These changes are often benign, but an oral biopsy is sometimes the only method to obtain an accurate diagnosis for any spot or growth which may be suspicious for oral cancer, malignancy or other concerning lesion.
Oral Biopsy Procedure
Not all patients who are referred for an oral biopsy will require one, but this decision will be made during your consultation with your doctor. At that time, your health history and medications will be reviewed, and your mouth will be examined for oral lesions. If a biopsy is recommended, your doctor will describe the treatment options as well as the risks, benefits and complications.
Oral biopsies are generally done with local anesthesia (Novocaine). After the area is numb, your doctor will either remove the oral lesion or take a small sample of tissue. This is generally based on the size and location of the area in question. Following removal, stitches will be placed in the area.
Pain After a Biopsy
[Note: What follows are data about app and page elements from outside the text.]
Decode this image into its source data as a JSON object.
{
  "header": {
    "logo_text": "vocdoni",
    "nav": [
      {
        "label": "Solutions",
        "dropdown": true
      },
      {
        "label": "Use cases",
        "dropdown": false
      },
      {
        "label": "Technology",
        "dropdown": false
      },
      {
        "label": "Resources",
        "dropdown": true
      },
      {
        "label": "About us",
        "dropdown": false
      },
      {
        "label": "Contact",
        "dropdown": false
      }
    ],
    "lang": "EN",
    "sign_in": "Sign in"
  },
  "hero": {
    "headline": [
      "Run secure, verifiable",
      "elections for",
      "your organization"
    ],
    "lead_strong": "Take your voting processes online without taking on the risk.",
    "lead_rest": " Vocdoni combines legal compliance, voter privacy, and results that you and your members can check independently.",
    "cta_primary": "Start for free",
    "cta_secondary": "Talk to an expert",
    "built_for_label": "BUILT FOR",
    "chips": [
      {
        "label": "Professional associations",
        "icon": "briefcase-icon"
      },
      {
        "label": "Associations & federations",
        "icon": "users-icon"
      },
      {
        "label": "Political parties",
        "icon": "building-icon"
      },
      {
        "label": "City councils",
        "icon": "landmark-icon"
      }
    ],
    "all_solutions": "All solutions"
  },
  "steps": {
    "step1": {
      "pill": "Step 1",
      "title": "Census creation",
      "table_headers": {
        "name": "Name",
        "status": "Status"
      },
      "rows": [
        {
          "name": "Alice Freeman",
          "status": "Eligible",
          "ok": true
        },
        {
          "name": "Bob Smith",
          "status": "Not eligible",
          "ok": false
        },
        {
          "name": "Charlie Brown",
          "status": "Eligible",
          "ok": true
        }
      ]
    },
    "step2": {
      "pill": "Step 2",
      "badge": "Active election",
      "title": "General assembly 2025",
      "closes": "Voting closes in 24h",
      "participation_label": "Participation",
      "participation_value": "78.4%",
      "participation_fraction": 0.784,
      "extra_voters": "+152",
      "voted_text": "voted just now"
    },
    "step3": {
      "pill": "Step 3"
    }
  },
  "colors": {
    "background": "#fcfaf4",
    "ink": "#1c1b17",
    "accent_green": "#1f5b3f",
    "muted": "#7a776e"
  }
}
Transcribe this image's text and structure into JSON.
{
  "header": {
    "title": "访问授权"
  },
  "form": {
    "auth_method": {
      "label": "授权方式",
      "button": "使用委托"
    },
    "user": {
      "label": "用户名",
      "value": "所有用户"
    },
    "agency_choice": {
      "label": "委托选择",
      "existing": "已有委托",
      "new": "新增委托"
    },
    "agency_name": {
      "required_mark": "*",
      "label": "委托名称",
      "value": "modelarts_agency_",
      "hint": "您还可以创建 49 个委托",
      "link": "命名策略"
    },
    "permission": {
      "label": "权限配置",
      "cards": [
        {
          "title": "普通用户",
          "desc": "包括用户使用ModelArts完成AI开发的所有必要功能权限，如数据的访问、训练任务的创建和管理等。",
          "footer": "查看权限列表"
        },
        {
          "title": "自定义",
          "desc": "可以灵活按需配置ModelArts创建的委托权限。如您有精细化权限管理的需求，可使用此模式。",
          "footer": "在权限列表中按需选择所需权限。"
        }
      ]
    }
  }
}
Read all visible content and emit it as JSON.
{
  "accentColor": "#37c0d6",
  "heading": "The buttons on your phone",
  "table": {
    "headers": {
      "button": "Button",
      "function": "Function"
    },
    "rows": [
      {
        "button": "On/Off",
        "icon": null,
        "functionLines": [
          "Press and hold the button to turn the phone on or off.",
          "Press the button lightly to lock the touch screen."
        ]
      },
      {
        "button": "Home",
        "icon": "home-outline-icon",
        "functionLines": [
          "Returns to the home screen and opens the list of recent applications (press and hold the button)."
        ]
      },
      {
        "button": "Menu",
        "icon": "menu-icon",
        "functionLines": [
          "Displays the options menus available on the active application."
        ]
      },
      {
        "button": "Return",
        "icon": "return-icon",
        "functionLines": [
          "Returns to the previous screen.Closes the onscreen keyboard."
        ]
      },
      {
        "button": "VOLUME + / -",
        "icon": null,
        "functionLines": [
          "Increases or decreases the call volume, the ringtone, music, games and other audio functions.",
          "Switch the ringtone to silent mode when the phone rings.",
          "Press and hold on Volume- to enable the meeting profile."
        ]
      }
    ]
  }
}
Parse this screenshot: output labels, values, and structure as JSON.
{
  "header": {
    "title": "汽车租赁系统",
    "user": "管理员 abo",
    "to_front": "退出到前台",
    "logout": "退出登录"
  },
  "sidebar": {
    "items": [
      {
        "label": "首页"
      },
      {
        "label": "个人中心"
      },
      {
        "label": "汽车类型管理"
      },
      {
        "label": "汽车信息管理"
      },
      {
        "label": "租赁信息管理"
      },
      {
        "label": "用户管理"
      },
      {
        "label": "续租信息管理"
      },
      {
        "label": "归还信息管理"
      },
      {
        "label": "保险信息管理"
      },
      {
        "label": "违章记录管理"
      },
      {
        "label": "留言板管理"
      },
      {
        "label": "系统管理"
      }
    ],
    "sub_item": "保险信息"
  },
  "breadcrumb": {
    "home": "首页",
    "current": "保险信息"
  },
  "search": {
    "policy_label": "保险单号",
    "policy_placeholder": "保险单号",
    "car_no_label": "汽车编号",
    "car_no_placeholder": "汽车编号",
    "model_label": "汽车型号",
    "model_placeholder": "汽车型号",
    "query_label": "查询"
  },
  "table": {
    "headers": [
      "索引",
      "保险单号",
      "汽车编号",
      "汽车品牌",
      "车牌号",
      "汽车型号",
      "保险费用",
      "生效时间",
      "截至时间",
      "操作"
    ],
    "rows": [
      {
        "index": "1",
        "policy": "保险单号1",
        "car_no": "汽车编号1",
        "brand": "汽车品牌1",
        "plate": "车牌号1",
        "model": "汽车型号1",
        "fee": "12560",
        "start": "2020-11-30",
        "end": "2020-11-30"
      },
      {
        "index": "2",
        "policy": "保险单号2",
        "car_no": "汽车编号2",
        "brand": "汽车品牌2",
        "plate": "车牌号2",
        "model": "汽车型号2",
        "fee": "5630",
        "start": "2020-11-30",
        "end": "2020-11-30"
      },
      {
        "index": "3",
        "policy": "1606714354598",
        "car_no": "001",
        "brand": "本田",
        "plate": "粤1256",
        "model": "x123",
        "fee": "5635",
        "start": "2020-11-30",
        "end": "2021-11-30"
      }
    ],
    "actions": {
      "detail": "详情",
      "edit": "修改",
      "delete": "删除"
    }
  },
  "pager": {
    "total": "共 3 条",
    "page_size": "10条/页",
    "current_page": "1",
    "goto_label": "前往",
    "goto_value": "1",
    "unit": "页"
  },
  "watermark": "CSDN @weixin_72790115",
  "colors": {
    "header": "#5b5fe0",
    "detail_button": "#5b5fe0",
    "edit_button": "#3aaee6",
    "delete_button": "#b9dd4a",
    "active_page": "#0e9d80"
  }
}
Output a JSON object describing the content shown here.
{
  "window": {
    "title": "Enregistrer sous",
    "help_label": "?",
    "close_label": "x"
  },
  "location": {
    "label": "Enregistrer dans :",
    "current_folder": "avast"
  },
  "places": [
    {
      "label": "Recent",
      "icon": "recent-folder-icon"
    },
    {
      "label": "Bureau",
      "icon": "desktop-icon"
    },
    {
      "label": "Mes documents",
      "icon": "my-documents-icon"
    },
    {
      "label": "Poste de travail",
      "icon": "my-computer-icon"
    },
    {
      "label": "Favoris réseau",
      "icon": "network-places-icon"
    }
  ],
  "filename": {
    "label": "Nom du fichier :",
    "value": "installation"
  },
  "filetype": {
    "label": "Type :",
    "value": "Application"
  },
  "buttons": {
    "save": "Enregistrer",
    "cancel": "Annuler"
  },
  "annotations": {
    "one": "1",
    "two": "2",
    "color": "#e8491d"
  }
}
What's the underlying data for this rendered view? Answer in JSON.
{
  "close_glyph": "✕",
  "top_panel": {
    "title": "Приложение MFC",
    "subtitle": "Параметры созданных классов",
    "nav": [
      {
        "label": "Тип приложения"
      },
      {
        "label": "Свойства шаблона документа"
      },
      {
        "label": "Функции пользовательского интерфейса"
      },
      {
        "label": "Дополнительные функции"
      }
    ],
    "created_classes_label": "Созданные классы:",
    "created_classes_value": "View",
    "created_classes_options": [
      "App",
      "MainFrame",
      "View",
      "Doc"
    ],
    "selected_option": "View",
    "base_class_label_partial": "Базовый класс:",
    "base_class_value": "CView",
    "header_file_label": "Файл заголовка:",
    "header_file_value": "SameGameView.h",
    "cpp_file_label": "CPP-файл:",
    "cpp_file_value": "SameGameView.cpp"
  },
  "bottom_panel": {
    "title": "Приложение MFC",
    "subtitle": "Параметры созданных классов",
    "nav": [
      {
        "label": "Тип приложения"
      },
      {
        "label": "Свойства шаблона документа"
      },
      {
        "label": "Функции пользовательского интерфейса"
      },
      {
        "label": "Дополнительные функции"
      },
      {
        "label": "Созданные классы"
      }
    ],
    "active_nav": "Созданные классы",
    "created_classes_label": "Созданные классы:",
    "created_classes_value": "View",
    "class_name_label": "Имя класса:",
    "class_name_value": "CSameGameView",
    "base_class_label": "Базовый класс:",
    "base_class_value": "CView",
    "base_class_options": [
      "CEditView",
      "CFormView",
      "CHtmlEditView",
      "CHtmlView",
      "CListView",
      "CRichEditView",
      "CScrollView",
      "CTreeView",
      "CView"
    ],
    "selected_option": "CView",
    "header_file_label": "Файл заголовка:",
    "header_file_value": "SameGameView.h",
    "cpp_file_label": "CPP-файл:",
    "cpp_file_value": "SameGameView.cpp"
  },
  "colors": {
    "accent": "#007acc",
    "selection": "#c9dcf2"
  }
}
You may have some postoperative bleeding, but this is usually minimal. Postoperative discomfort may occur and is usually well controlled with over the counter pain relievers or a prescription if warranted by your doctor. You can eat and drink normally after most oral biopsies, but you may find that some foods irritate the area and those should be avoided.
You will be scheduled for a postoperative visit 1-2 weeks following the biopsy of oral tissue. At that appointment, your doctor will examine the area to assess healing and the results of the oral biopsy will be reviewed.